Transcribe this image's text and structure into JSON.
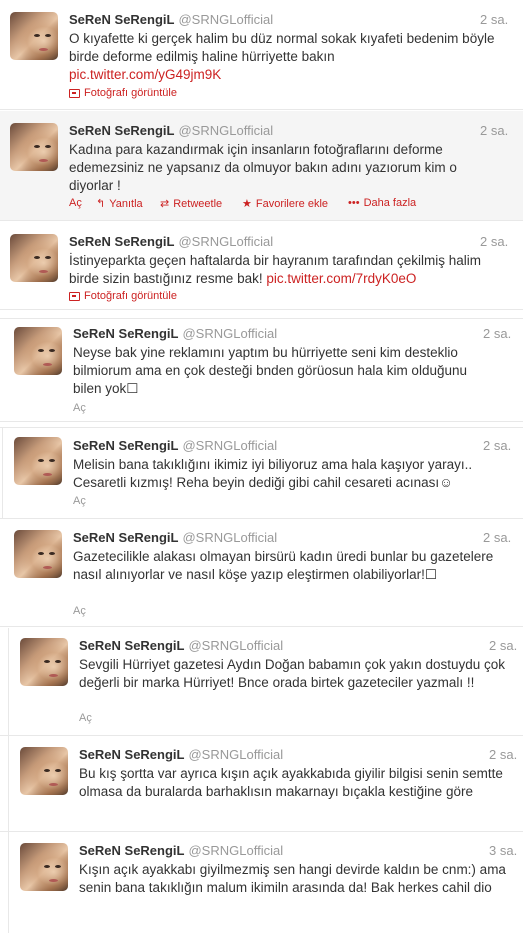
{
  "tweets": [
    {
      "name": "SeReN SeRengiL",
      "handle": "@SRNGLofficial",
      "time": "2 sa.",
      "text": "O kıyafette ki gerçek halim bu düz normal sokak kıyafeti bedenim böyle birde deforme edilmiş haline hürriyette bakın",
      "link": "pic.twitter.com/yG49jm9K",
      "photo_label": "Fotoğrafı görüntüle"
    },
    {
      "name": "SeReN SeRengiL",
      "handle": "@SRNGLofficial",
      "time": "2 sa.",
      "text": "Kadına para kazandırmak için insanların fotoğraflarını deforme edemezsiniz ne yapsanız da olmuyor bakın adını yazıorum kim o diyorlar !",
      "actions": {
        "open": "Aç",
        "reply": "Yanıtla",
        "retweet": "Retweetle",
        "favorite": "Favorilere ekle",
        "more": "Daha fazla"
      }
    },
    {
      "name": "SeReN SeRengiL",
      "handle": "@SRNGLofficial",
      "time": "2 sa.",
      "text": "İstinyeparkta geçen haftalarda bir hayranım tarafından çekilmiş halim birde sizin bastığınız resme bak!",
      "link": "pic.twitter.com/7rdyK0eO",
      "photo_label": "Fotoğrafı görüntüle"
    },
    {
      "name": "SeReN SeRengiL",
      "handle": "@SRNGLofficial",
      "time": "2 sa.",
      "text": "Neyse bak yine reklamını yaptım bu hürriyette seni kim desteklio bilmiorum ama en çok desteği bnden görüosun hala kim olduğunu bilen yok☐",
      "open": "Aç"
    },
    {
      "name": "SeReN SeRengiL",
      "handle": "@SRNGLofficial",
      "time": "2 sa.",
      "text": "Melisin bana takıklığını ikimiz iyi biliyoruz ama hala kaşıyor yarayı.. Cesaretli kızmış! Reha beyin dediği gibi cahil cesareti acınası☺",
      "open": "Aç"
    },
    {
      "name": "SeReN SeRengiL",
      "handle": "@SRNGLofficial",
      "time": "2 sa.",
      "text": "Gazetecilikle alakası olmayan birsürü kadın üredi bunlar bu gazetelere nasıl alınıyorlar ve nasıl köşe yazıp eleştirmen olabiliyorlar!☐",
      "open": "Aç"
    },
    {
      "name": "SeReN SeRengiL",
      "handle": "@SRNGLofficial",
      "time": "2 sa.",
      "text": "Sevgili Hürriyet gazetesi Aydın Doğan babamın çok yakın dostuydu çok değerli bir marka Hürriyet! Bnce orada birtek gazeteciler yazmalı !!",
      "open": "Aç"
    },
    {
      "name": "SeReN SeRengiL",
      "handle": "@SRNGLofficial",
      "time": "2 sa.",
      "text": "Bu kış şortta var ayrıca kışın açık ayakkabıda giyilir bilgisi senin semtte olmasa da buralarda barhaklısın makarnayı bıçakla kestiğine göre"
    },
    {
      "name": "SeReN SeRengiL",
      "handle": "@SRNGLofficial",
      "time": "3 sa.",
      "text": "Kışın açık ayakkabı giyilmezmiş sen hangi devirde kaldın be cnm:) ama senin bana takıklığın malum ikimiln arasında da! Bak herkes cahil dio"
    }
  ]
}
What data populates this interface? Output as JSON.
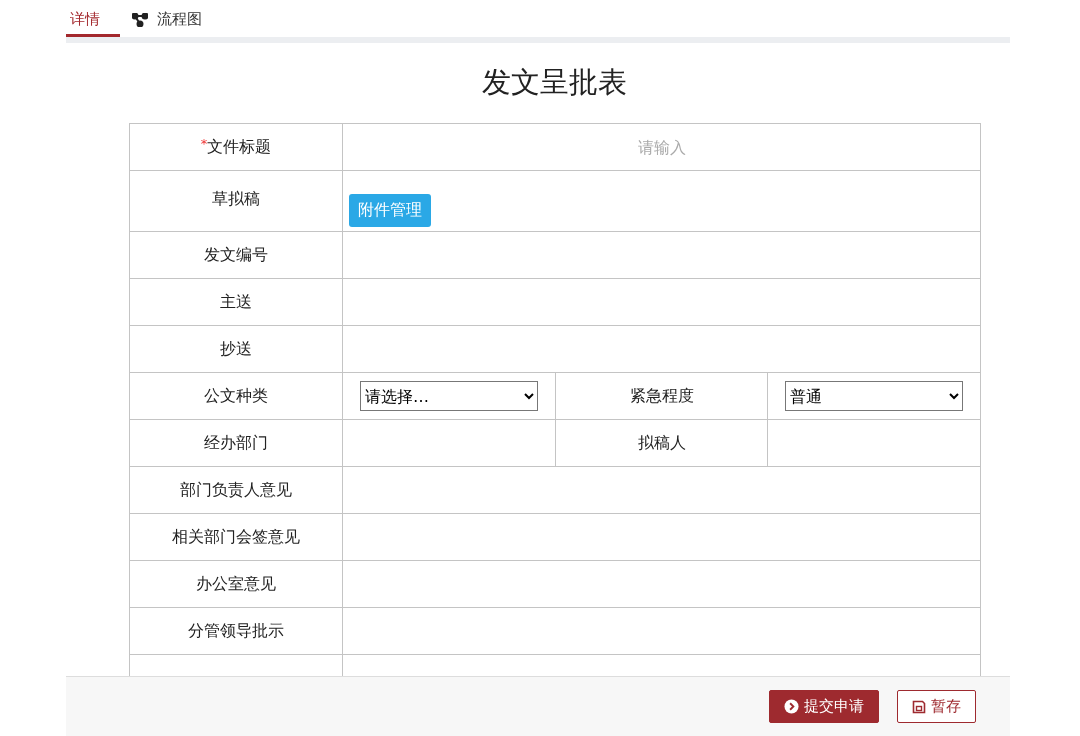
{
  "tabs": [
    {
      "kind": "plain",
      "label": "详情",
      "selected": true
    },
    {
      "kind": "diagram",
      "label": "流程图",
      "selected": false
    }
  ],
  "form": {
    "title": "发文呈批表",
    "rows": [
      {
        "kind": "input",
        "label": "文件标题",
        "mark": "*",
        "placeholder": "请输入"
      },
      {
        "kind": "attachment",
        "label": "草拟稿",
        "button": "附件管理"
      },
      {
        "kind": "blank",
        "label": "发文编号"
      },
      {
        "kind": "blank",
        "label": "主送"
      },
      {
        "kind": "blank",
        "label": "抄送"
      },
      {
        "kind": "split",
        "cells": [
          {
            "label": "公文种类",
            "select": "请选择…"
          },
          {
            "label": "紧急程度",
            "select": "普通"
          }
        ]
      },
      {
        "kind": "split",
        "cells": [
          {
            "label": "经办部门"
          },
          {
            "label": "拟稿人"
          }
        ]
      },
      {
        "kind": "blank",
        "label": "部门负责人意见"
      },
      {
        "kind": "blank",
        "label": "相关部门会签意见"
      },
      {
        "kind": "blank",
        "label": "办公室意见"
      },
      {
        "kind": "blank",
        "label": "分管领导批示"
      },
      {
        "kind": "blank"
      }
    ]
  },
  "footer": {
    "buttons": [
      {
        "kind": "primary",
        "label": "提交申请"
      },
      {
        "kind": "secondary",
        "label": "暂存"
      }
    ]
  }
}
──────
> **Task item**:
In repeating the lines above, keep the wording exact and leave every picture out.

> **Reply to the exercise**:
Transcribe this image's text and structure into JSON.
{
  "tweets": [
    {
      "name": "SeReN SeRengiL",
      "handle": "@SRNGLofficial",
      "time": "2 sa.",
      "text": "O kıyafette ki gerçek halim bu düz normal sokak kıyafeti bedenim böyle birde deforme edilmiş haline hürriyette bakın",
      "link": "pic.twitter.com/yG49jm9K",
      "photo_label": "Fotoğrafı görüntüle"
    },
    {
      "name": "SeReN SeRengiL",
      "handle": "@SRNGLofficial",
      "time": "2 sa.",
      "text": "Kadına para kazandırmak için insanların fotoğraflarını deforme edemezsiniz ne yapsanız da olmuyor bakın adını yazıorum kim o diyorlar !",
      "actions": {
        "open": "Aç",
        "reply": "Yanıtla",
        "retweet": "Retweetle",
        "favorite": "Favorilere ekle",
        "more": "Daha fazla"
      }
    },
    {
      "name": "SeReN SeRengiL",
      "handle": "@SRNGLofficial",
      "time": "2 sa.",
      "text": "İstinyeparkta geçen haftalarda bir hayranım tarafından çekilmiş halim birde sizin bastığınız resme bak!",
      "link": "pic.twitter.com/7rdyK0eO",
      "photo_label": "Fotoğrafı görüntüle"
    },
    {
      "name": "SeReN SeRengiL",
      "handle": "@SRNGLofficial",
      "time": "2 sa.",
      "text": "Neyse bak yine reklamını yaptım bu hürriyette seni kim desteklio bilmiorum ama en çok desteği bnden görüosun hala kim olduğunu bilen yok☐",
      "open": "Aç"
    },
    {
      "name": "SeReN SeRengiL",
      "handle": "@SRNGLofficial",
      "time": "2 sa.",
      "text": "Melisin bana takıklığını ikimiz iyi biliyoruz ama hala kaşıyor yarayı.. Cesaretli kızmış! Reha beyin dediği gibi cahil cesareti acınası☺",
      "open": "Aç"
    },
    {
      "name": "SeReN SeRengiL",
      "handle": "@SRNGLofficial",
      "time": "2 sa.",
      "text": "Gazetecilikle alakası olmayan birsürü kadın üredi bunlar bu gazetelere nasıl alınıyorlar ve nasıl köşe yazıp eleştirmen olabiliyorlar!☐",
      "open": "Aç"
    },
    {
      "name": "SeReN SeRengiL",
      "handle": "@SRNGLofficial",
      "time": "2 sa.",
      "text": "Sevgili Hürriyet gazetesi Aydın Doğan babamın çok yakın dostuydu çok değerli bir marka Hürriyet! Bnce orada birtek gazeteciler yazmalı !!",
      "open": "Aç"
    },
    {
      "name": "SeReN SeRengiL",
      "handle": "@SRNGLofficial",
      "time": "2 sa.",
      "text": "Bu kış şortta var ayrıca kışın açık ayakkabıda giyilir bilgisi senin semtte olmasa da buralarda barhaklısın makarnayı bıçakla kestiğine göre"
    },
    {
      "name": "SeReN SeRengiL",
      "handle": "@SRNGLofficial",
      "time": "3 sa.",
      "text": "Kışın açık ayakkabı giyilmezmiş sen hangi devirde kaldın be cnm:) ama senin bana takıklığın malum ikimiln arasında da! Bak herkes cahil dio"
    }
  ]
}
What data populates this interface? Output as JSON.
{
  "tabs": [
    {
      "kind": "plain",
      "label": "详情",
      "selected": true
    },
    {
      "kind": "diagram",
      "label": "流程图",
      "selected": false
    }
  ],
  "form": {
    "title": "发文呈批表",
    "rows": [
      {
        "kind": "input",
        "label": "文件标题",
        "mark": "*",
        "placeholder": "请输入"
      },
      {
        "kind": "attachment",
        "label": "草拟稿",
        "button": "附件管理"
      },
      {
        "kind": "blank",
        "label": "发文编号"
      },
      {
        "kind": "blank",
        "label": "主送"
      },
      {
        "kind": "blank",
        "label": "抄送"
      },
      {
        "kind": "split",
        "cells": [
          {
            "label": "公文种类",
            "select": "请选择…"
          },
          {
            "label": "紧急程度",
            "select": "普通"
          }
        ]
      },
      {
        "kind": "split",
        "cells": [
          {
            "label": "经办部门"
          },
          {
            "label": "拟稿人"
          }
        ]
      },
      {
        "kind": "blank",
        "label": "部门负责人意见"
      },
      {
        "kind": "blank",
        "label": "相关部门会签意见"
      },
      {
        "kind": "blank",
        "label": "办公室意见"
      },
      {
        "kind": "blank",
        "label": "分管领导批示"
      },
      {
        "kind": "blank"
      }
    ]
  },
  "footer": {
    "buttons": [
      {
        "kind": "primary",
        "label": "提交申请"
      },
      {
        "kind": "secondary",
        "label": "暂存"
      }
    ]
  }
}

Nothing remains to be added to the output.